UCLA film expert Teshome Gabriel dies at 70
Teshome Gabriel, a longtime professor at the UCLA School of Theater, Film and Television and an internationally recognized authority on Third World and post-colonial cinema, died June 15 of a heart attack at Kaiser Permanente Medical Center in Panorama City, Calif. He was 70.
A pioneering scholar and activist, Gabriel had taught cinema and media studies at TFT since 1974 and was closely associated with UCLA's African Studies Center.
Born in 1939 in Ethiopia, Gabriel came to the U.S. in 1962, earning degrees in political science and educational media from the University of Utah before being hired as a lecturer at TFT in 1974. He went on to receive his master's in 1976 and Ph.D. in 1979 from UCLA and became a full tenured professor in 1995. He served as vice chair of TFT's department of film and television from 1997-99.
Gabriel's books include "Otherness and the Media: The Ethnography of the Imagined and the Imaged" (1993) and "Third Cinema in the Third World: The Aesthetic of Liberation" (1982). He also published numerous articles and was founding director of several journals, including Emergencies and the Ethiopian Fine Arts Journal.

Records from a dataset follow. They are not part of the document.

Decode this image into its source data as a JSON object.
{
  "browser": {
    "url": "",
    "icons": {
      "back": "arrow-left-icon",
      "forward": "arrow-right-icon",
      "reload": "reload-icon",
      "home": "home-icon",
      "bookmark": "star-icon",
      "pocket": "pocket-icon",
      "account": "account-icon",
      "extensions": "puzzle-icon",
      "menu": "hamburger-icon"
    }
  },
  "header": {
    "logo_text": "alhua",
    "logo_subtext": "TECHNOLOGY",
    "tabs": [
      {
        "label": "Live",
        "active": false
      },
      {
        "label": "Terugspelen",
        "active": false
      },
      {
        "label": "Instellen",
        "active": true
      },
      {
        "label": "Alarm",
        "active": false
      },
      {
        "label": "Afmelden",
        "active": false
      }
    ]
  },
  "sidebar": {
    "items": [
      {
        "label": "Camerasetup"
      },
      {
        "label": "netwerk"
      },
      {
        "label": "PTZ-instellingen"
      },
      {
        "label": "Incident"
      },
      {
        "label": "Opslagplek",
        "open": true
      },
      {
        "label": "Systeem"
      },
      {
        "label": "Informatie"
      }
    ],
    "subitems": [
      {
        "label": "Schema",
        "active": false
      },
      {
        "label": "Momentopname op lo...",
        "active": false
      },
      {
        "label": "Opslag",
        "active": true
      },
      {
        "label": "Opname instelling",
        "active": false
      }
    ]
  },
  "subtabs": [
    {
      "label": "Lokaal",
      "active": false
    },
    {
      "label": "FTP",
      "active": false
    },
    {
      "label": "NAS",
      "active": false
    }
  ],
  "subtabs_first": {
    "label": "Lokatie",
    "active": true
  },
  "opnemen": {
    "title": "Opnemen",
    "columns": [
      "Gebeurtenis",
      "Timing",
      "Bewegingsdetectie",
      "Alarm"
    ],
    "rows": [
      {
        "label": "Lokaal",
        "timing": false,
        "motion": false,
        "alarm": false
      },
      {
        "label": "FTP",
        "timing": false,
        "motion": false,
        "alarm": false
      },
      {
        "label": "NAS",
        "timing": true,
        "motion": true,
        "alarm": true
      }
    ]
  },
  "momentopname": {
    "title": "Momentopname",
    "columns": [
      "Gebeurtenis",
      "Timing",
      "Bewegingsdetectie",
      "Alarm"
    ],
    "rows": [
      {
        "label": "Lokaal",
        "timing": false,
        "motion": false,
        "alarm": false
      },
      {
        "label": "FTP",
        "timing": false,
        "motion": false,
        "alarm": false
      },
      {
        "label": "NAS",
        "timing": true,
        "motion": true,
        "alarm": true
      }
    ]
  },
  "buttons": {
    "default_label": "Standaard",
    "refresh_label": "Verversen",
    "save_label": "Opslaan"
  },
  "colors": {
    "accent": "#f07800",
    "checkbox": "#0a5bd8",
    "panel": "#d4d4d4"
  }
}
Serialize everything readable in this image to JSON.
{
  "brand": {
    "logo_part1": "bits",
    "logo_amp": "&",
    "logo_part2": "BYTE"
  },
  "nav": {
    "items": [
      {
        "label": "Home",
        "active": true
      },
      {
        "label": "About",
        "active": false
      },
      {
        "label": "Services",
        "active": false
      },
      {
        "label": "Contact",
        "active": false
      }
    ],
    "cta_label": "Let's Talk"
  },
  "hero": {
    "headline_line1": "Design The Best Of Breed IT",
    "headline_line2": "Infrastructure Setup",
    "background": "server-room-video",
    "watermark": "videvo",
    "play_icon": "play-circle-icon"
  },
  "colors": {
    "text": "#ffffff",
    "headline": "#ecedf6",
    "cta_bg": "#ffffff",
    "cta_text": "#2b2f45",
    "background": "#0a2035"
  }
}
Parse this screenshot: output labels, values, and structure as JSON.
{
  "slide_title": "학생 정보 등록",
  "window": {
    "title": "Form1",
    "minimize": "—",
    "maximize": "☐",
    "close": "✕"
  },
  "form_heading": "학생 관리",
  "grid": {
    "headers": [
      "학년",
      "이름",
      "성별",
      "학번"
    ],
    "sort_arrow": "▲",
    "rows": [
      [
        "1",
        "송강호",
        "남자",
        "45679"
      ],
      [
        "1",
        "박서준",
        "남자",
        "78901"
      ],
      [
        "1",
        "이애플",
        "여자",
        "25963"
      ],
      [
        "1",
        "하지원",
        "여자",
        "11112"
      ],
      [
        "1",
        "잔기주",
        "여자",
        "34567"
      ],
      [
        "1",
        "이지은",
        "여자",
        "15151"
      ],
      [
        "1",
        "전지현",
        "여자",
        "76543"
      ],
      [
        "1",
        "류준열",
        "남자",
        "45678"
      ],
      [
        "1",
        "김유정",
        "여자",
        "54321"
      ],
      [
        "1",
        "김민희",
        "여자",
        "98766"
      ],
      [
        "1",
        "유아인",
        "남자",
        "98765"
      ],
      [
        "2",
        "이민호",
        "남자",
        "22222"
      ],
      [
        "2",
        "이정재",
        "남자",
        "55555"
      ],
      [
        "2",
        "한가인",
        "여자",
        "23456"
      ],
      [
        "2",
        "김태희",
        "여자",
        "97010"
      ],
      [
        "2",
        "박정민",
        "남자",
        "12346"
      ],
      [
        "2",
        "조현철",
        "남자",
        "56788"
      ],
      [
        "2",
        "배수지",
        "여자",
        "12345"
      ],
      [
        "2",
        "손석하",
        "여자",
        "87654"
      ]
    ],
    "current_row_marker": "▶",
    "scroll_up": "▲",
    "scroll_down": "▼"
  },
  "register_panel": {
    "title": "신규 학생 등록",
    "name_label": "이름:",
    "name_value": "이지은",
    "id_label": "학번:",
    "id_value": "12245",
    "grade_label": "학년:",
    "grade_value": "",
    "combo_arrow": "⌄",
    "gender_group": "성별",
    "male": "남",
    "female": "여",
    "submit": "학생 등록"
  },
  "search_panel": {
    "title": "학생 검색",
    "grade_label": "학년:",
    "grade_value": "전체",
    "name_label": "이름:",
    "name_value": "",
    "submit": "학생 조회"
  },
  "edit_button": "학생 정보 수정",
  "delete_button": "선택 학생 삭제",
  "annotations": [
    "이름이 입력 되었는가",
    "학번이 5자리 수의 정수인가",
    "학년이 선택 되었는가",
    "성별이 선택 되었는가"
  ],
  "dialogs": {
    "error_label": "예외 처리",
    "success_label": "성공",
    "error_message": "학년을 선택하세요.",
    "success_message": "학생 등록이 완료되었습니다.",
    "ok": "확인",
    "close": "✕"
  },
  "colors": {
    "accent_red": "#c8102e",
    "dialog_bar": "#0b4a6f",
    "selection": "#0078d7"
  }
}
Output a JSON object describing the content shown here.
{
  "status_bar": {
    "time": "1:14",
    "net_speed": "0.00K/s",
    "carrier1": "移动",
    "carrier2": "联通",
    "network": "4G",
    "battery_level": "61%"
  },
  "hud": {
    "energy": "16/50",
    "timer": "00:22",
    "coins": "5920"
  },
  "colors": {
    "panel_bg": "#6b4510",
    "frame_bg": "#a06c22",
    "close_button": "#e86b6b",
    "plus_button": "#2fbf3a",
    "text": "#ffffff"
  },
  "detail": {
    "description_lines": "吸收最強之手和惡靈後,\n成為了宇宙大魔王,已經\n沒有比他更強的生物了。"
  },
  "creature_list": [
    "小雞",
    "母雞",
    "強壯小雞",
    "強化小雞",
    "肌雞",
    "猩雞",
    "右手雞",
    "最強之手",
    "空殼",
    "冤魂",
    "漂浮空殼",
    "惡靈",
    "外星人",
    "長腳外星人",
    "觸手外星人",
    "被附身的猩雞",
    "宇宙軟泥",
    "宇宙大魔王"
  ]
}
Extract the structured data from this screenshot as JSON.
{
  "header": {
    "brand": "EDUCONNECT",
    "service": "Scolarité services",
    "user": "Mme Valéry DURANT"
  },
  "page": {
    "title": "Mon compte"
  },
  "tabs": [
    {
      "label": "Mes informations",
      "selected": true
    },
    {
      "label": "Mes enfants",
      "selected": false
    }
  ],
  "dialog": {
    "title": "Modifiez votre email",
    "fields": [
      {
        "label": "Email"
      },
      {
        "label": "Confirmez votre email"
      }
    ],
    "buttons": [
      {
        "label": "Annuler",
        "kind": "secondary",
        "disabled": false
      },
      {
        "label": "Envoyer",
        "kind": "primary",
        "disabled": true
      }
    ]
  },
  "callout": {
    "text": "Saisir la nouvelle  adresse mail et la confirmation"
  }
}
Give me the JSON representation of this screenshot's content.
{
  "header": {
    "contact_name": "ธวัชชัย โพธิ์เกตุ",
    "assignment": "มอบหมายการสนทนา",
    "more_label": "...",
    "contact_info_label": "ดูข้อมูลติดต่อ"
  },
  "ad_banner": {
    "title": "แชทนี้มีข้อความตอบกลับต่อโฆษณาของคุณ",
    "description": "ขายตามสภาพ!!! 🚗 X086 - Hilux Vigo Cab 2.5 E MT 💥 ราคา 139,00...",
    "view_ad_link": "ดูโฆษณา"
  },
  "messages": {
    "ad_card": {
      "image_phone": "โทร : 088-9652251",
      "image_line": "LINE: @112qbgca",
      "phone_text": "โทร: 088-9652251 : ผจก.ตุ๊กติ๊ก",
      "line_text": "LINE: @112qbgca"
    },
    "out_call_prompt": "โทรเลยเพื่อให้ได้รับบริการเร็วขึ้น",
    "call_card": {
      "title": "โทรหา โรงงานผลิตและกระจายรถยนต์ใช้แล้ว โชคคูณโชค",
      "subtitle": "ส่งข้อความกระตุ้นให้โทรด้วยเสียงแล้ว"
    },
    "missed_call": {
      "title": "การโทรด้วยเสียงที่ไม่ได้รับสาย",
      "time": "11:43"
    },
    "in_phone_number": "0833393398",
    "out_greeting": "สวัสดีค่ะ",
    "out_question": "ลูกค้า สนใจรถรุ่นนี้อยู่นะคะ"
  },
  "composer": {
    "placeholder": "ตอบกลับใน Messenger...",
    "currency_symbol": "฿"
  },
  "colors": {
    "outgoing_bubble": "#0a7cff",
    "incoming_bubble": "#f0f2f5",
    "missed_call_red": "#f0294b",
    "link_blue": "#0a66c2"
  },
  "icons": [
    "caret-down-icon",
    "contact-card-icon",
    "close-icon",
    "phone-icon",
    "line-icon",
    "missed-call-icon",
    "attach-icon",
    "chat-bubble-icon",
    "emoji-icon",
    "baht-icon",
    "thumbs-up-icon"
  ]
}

"Teshome's work had three main themes," said professor Nicholas Browne, vice chair for cinema and media studies. "He focused on the unique styles of films made in the non-aligned nations of Latin America and Africa (the 'Third World'), the issues of relating and representing 'the other' (that is, people not like us), and the unique situation of filmmakers and scholars who have left the countries of their birth and occupy and reflect on their marginal, in-between place in the world, a more and more common situation in a global world of the 20th and 21st centuries."
"The principal characteristic of Third Cinema," Gabriel wrote, "is not so much where it is made, or even who makes it, but rather, the ideology it espouses. The Third Cinema is that cinema of the Third World that stands opposed to imperialism and class oppression in all their ramifications and manifestations."
At the time of his death, Gabriel was expanding that seminal essay into a book for Blackwell Publishing, "Third Cinema: Exploration of Nomadic Aesthetics and Narrative Communities." A manuscript for a "foundational work" on African cinema also was in progress.
As a faculty member at TFT in the 1970s and early 1980s, Gabriel served as a colleague and mentor to the African-American and African student filmmakers whose work came to define the Los Angeles School of black filmmakers, also known as the "L.A. Rebellion." The group included Charles Burnett, Larry Clark, Julie Dash, Haile Gerima, Ben Caldwell, Billy Woodberry, Alile Sharon Larkin, Jacqueline Frazier, Jamaa Fanaka and Barbara McCullough.
The UCLA Film & Television Archive is preparing a major film exhibition, scheduled for 2011, which will explore this key artistic movement.
Gabriel is survived by his wife, Maaza Woldemusie, and their two children, daughter Mediget and son Tsegaye.
The family requests that donations in honor of Gabriel be made to the UCLA Foundation memorial fund that will support students in TFT's Cinema and Media Studies program. Donations can be sent to Peter Heller at the Development Office of the UCLA School of Theater, Film and Television, Box 951622, Los Angeles, Calif. 90095-1622.
Please make checks payable to "UCLA Foundation," and in the memo line, please write "In memory of Professor Teshome Gabriel." To contribute by credit card, please call Bonnie MacDougall at (310) 206-6154.
Source: Hollywood Reporter